When a record holds a picture, leave the picture out and copy everything else exactly.

═════ Provided data ═════

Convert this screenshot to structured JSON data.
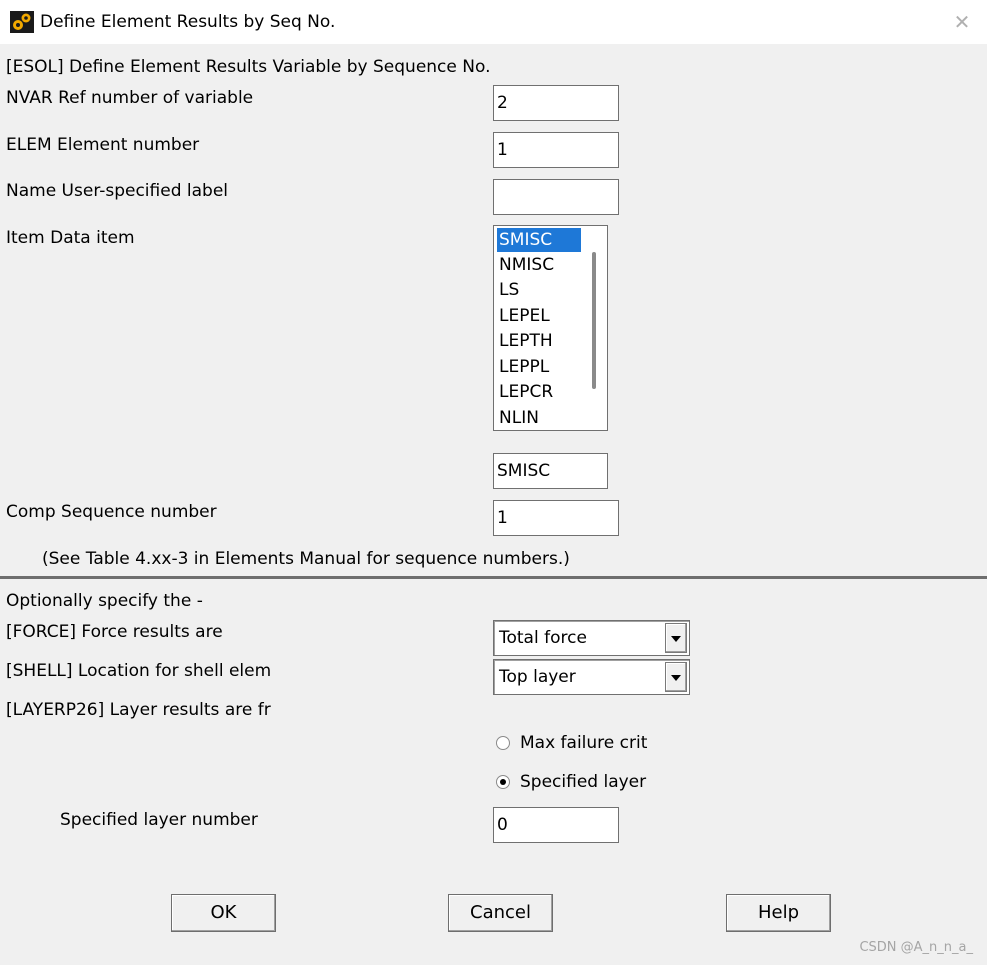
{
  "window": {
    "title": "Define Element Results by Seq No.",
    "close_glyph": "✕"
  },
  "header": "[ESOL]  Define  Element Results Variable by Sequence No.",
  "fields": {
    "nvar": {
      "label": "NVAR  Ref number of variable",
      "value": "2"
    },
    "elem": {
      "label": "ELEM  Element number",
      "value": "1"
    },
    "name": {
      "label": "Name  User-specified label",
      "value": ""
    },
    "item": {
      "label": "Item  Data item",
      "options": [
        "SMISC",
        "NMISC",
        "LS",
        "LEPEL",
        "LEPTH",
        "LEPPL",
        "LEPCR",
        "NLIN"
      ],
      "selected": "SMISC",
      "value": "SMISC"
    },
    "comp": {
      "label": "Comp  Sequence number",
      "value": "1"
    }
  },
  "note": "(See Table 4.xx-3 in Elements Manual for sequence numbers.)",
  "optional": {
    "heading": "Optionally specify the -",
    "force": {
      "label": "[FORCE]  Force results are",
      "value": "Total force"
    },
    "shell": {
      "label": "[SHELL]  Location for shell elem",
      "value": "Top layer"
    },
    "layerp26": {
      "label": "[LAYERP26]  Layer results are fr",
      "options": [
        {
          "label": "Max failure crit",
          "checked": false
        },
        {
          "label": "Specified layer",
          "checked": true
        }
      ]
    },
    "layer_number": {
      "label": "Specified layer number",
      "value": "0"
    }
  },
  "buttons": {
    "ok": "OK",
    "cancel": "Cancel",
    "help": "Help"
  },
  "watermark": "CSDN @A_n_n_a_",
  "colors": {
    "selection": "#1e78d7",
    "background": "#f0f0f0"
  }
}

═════

→ **Reply to the exercise**:
Convert this screenshot to structured JSON data.
{
  "window": {
    "title": "Define Element Results by Seq No.",
    "close_glyph": "✕"
  },
  "header": "[ESOL]  Define  Element Results Variable by Sequence No.",
  "fields": {
    "nvar": {
      "label": "NVAR  Ref number of variable",
      "value": "2"
    },
    "elem": {
      "label": "ELEM  Element number",
      "value": "1"
    },
    "name": {
      "label": "Name  User-specified label",
      "value": ""
    },
    "item": {
      "label": "Item  Data item",
      "options": [
        "SMISC",
        "NMISC",
        "LS",
        "LEPEL",
        "LEPTH",
        "LEPPL",
        "LEPCR",
        "NLIN"
      ],
      "selected": "SMISC",
      "value": "SMISC"
    },
    "comp": {
      "label": "Comp  Sequence number",
      "value": "1"
    }
  },
  "note": "(See Table 4.xx-3 in Elements Manual for sequence numbers.)",
  "optional": {
    "heading": "Optionally specify the -",
    "force": {
      "label": "[FORCE]  Force results are",
      "value": "Total force"
    },
    "shell": {
      "label": "[SHELL]  Location for shell elem",
      "value": "Top layer"
    },
    "layerp26": {
      "label": "[LAYERP26]  Layer results are fr",
      "options": [
        {
          "label": "Max failure crit",
          "checked": false
        },
        {
          "label": "Specified layer",
          "checked": true
        }
      ]
    },
    "layer_number": {
      "label": "Specified layer number",
      "value": "0"
    }
  },
  "buttons": {
    "ok": "OK",
    "cancel": "Cancel",
    "help": "Help"
  },
  "watermark": "CSDN @A_n_n_a_",
  "colors": {
    "selection": "#1e78d7",
    "background": "#f0f0f0"
  }
}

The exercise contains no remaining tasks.